British Columbia (B.C.) shares many traits with the U.S. Pacific Northwest, including strong citizen expectations for action on climate change. In 2018, the provincial government announced its CleanBC plan to reduce emissions, taking a clear stance on climate action. Since many municipal governments have set ambitious climate plans, and various organizations are working to find how they fit in a lower-carbon future.
FortisBC is partnering with local governments to make mutual climate action goals a reality. FortisBC serves approximately 1.2 million customers with natural gas, electricity, propane and alternative energy solutions. It owns and operates approximately 56,000 kilometers of natural gas and electricity distribution infrastructure.
In 2019, FortisBC announced what remains among the most ambitious emissions reductions targets in the Canadian utility sector today: its 30BY30 target, a goal to reduce its customers’ greenhouse gas emissions by 30% by 2030. A key part of FortisBC’s 30BY30 target is increasing the supply of carbon-neutral renewable gas in its system. By 2030, FortisBC aims to have at least 15% of its natural gas supply be carbon neutral. To meet this target, FortisBC has redoubled its focus on expanding its 10-year-old renewable natural gas (RNG) program.
RNG is a carbon-neutral gas made from capturing methane released from decomposing organic waste. FortisBC traditionally captures the methane from landfills and farms, purifies it, and blends the energy with conventional natural gas in its existing infrastructure.

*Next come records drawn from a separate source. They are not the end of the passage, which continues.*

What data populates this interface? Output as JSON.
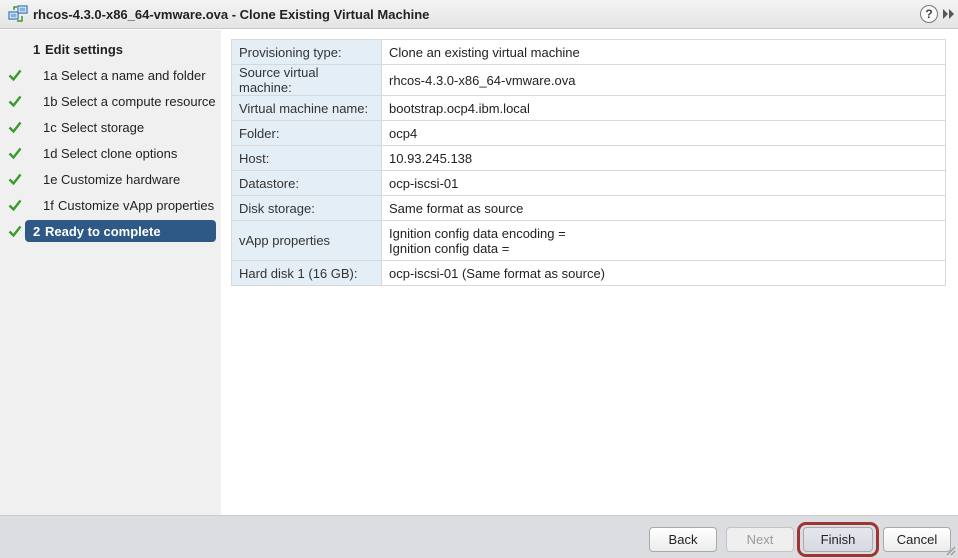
{
  "window": {
    "title": "rhcos-4.3.0-x86_64-vmware.ova - Clone Existing Virtual Machine",
    "help_label": "?"
  },
  "steps": [
    {
      "num": "1",
      "label": "Edit settings",
      "state": "header"
    },
    {
      "num": "1a",
      "label": "Select a name and folder",
      "state": "done"
    },
    {
      "num": "1b",
      "label": "Select a compute resource",
      "state": "done"
    },
    {
      "num": "1c",
      "label": "Select storage",
      "state": "done"
    },
    {
      "num": "1d",
      "label": "Select clone options",
      "state": "done"
    },
    {
      "num": "1e",
      "label": "Customize hardware",
      "state": "done"
    },
    {
      "num": "1f",
      "label": "Customize vApp properties",
      "state": "done"
    },
    {
      "num": "2",
      "label": "Ready to complete",
      "state": "active"
    }
  ],
  "review": [
    {
      "key": "Provisioning type:",
      "value": "Clone an existing virtual machine"
    },
    {
      "key": "Source virtual machine:",
      "value": "rhcos-4.3.0-x86_64-vmware.ova"
    },
    {
      "key": "Virtual machine name:",
      "value": "bootstrap.ocp4.ibm.local"
    },
    {
      "key": "Folder:",
      "value": "ocp4"
    },
    {
      "key": "Host:",
      "value": "10.93.245.138"
    },
    {
      "key": "Datastore:",
      "value": "ocp-iscsi-01"
    },
    {
      "key": "Disk storage:",
      "value": "Same format as source"
    },
    {
      "key": "vApp properties",
      "value": "Ignition config data encoding =",
      "value2": "Ignition config data ="
    },
    {
      "key": "Hard disk 1 (16 GB):",
      "value": "ocp-iscsi-01 (Same format as source)"
    }
  ],
  "footer": {
    "back": "Back",
    "next": "Next",
    "finish": "Finish",
    "cancel": "Cancel"
  },
  "colors": {
    "active_step": "#2e5885",
    "check": "#3a9a2e",
    "key_cell": "#e4eef6",
    "finish_highlight": "#9e3535"
  }
}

FortisBC was the first utility in North America to offer RNG to its customers, which today numbers over 10,000 residential and commercial customers. The demand in the province is great, with demand outpacing supply, so FortisBC is working to increase the amount of RNG available.
Successful climate action requires continued innovation and technological advancement, and for FortisBC to reach its 30BY30 target, it needed to do something new to accelerate its RNG supply.
FortisBC will be looking to use wood waste to increase its RNG supply. British Columbia’s forestry sector contributes an estimated $14 billion to the local economy annually, while supporting more than 7,000 businesses and employing more than 50,000 people. Forestry operations produce a significant amount of wood waste that, when decomposing, can release methane directly into the atmosphere.
To tap into this vast potential, FortisBC signed an agreement in spring 2020 to receive RNG from wood waste in the first commercial wood waste-to-RNG project in North America. REN Energy International Corporation is building a first-of-its-kind, commercial-scale facility that will convert forestry waste into about one petajoule of RNG each year for the next 20 years, the largest single source of RNG supply in B.C. to date. This would be enough energy to meet the annual needs of approximately 11,000 B.C. homes.
In early 2021, FortisBC is set to receive RNG from another unique source: the sewage system. The Lulu Island Wastewater Treatment Plant, located in Richmond, B.C., will provide FortisBC approximately 60,000 gigajoules of RNG annually. This is expected to increase to about 80,000 gigajoules of RNG a year by the end of the 20-year contract. Those 80,000 gigajoules would be enough energy to meet the needs of around 880 B.C. homes.
FortisBC also is looking beyond provincial borders for additional RNG opportunities. FortisBC has identified up to 15 petajoules of potential RNG supply in North America. In summer 2020, it became the first Canadian utility to purchase RNG from outside its provincial borders. With interprovincial supply agreements from producers in Alberta and Ontario, FortisBC plans to continue pursuing agreements outside the province while advancing opportunities in B.C.
As of December 2020, FortisBC has been delivering around one-third of a petajoule of RNG annually from six operations. However, the organization made incredible strides in securing new future supply in 2020. The utility now has 14 agreements approved with facilities under construction or submitted for approval with the British Columbia Utilities Commission. Once all supply sites are fully operational, FortisBC is projecting that almost 5% of its natural gas supply, or roughly 9 petajoules, will come from these renewable sources by 2022. These agreements would represent one-third of the organization’s goals outlined in its 30BY30 target, all secured within the first year of announcing the goal.
Climate action will require partnership, collaboration, and innovation. FortisBC continues to partner with municipalities and industry to gain access to viable sources of RNG-quality methane. These partnerships create jobs, provide new revenue streams for producers and help municipalities put their decomposing waste facilities to use. It’s a vital part of how natural gas utilities can reinvent themselves and become part of a lower-carbon future without abandoning what they do best: providing safe and reliable energy affordably to their customers.
For more information on FortisBC and its RNG program, visit fortisbc.com/RNG.